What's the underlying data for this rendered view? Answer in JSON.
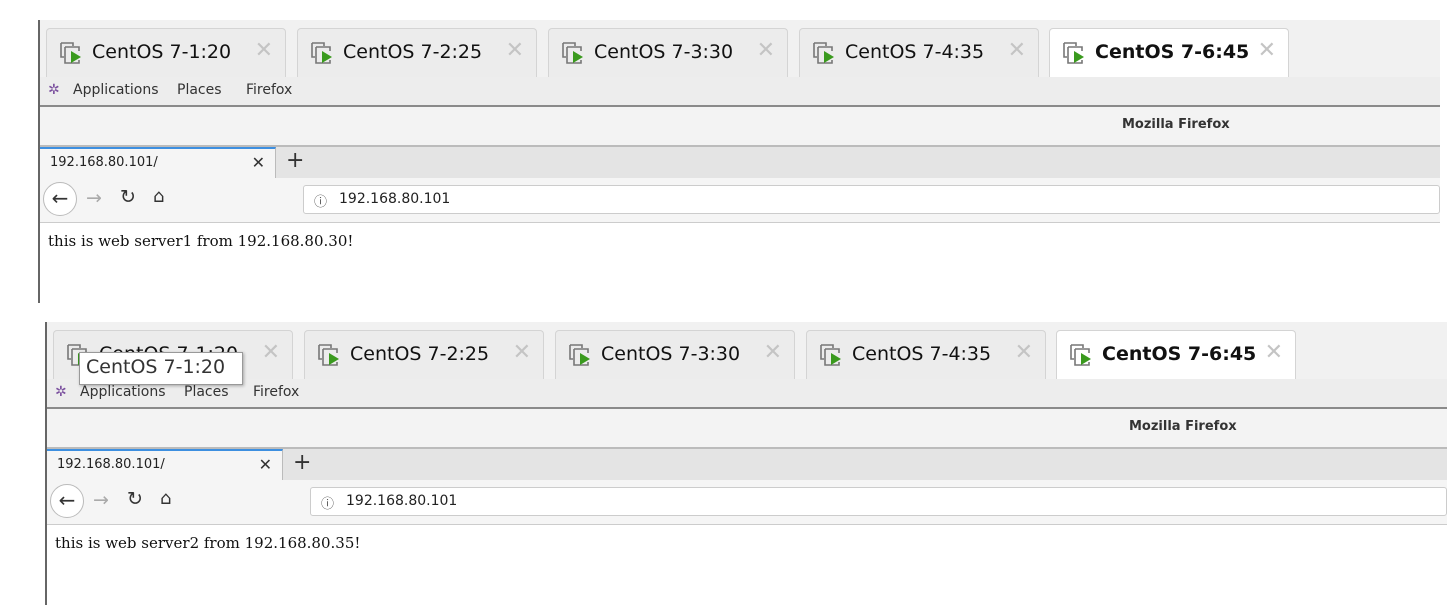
{
  "vm_tabs": [
    "CentOS 7-1:20",
    "CentOS 7-2:25",
    "CentOS 7-3:30",
    "CentOS 7-4:35",
    "CentOS 7-6:45"
  ],
  "active_vm_tab": "CentOS 7-6:45",
  "menu": {
    "applications": "Applications",
    "places": "Places",
    "firefox": "Firefox"
  },
  "window_title": "Mozilla Firefox",
  "icons": {
    "vm": "vm-play-icon",
    "close": "close-icon",
    "back": "back-arrow-icon",
    "forward": "forward-arrow-icon",
    "reload": "reload-icon",
    "home": "home-icon",
    "info": "info-icon",
    "new_tab": "plus-icon"
  },
  "accent_color": "#3d8fe0",
  "tooltip": "CentOS 7-1:20",
  "panels": [
    {
      "tab_title": "192.168.80.101/",
      "url": "192.168.80.101",
      "message": "this is web server1 from 192.168.80.30!"
    },
    {
      "tab_title": "192.168.80.101/",
      "url": "192.168.80.101",
      "message": "this is web server2 from 192.168.80.35!"
    }
  ],
  "glyphs": {
    "close": "✕",
    "plus": "+",
    "back": "←",
    "forward": "→",
    "reload": "↻",
    "home": "⌂",
    "info": "ⓘ"
  }
}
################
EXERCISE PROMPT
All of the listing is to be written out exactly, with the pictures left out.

YOUR RESPONSE
What's the underlying data for this rendered view? Answer in JSON.
{
  "vm_tabs": [
    "CentOS 7-1:20",
    "CentOS 7-2:25",
    "CentOS 7-3:30",
    "CentOS 7-4:35",
    "CentOS 7-6:45"
  ],
  "active_vm_tab": "CentOS 7-6:45",
  "menu": {
    "applications": "Applications",
    "places": "Places",
    "firefox": "Firefox"
  },
  "window_title": "Mozilla Firefox",
  "icons": {
    "vm": "vm-play-icon",
    "close": "close-icon",
    "back": "back-arrow-icon",
    "forward": "forward-arrow-icon",
    "reload": "reload-icon",
    "home": "home-icon",
    "info": "info-icon",
    "new_tab": "plus-icon"
  },
  "accent_color": "#3d8fe0",
  "tooltip": "CentOS 7-1:20",
  "panels": [
    {
      "tab_title": "192.168.80.101/",
      "url": "192.168.80.101",
      "message": "this is web server1 from 192.168.80.30!"
    },
    {
      "tab_title": "192.168.80.101/",
      "url": "192.168.80.101",
      "message": "this is web server2 from 192.168.80.35!"
    }
  ],
  "glyphs": {
    "close": "✕",
    "plus": "+",
    "back": "←",
    "forward": "→",
    "reload": "↻",
    "home": "⌂",
    "info": "ⓘ"
  }
}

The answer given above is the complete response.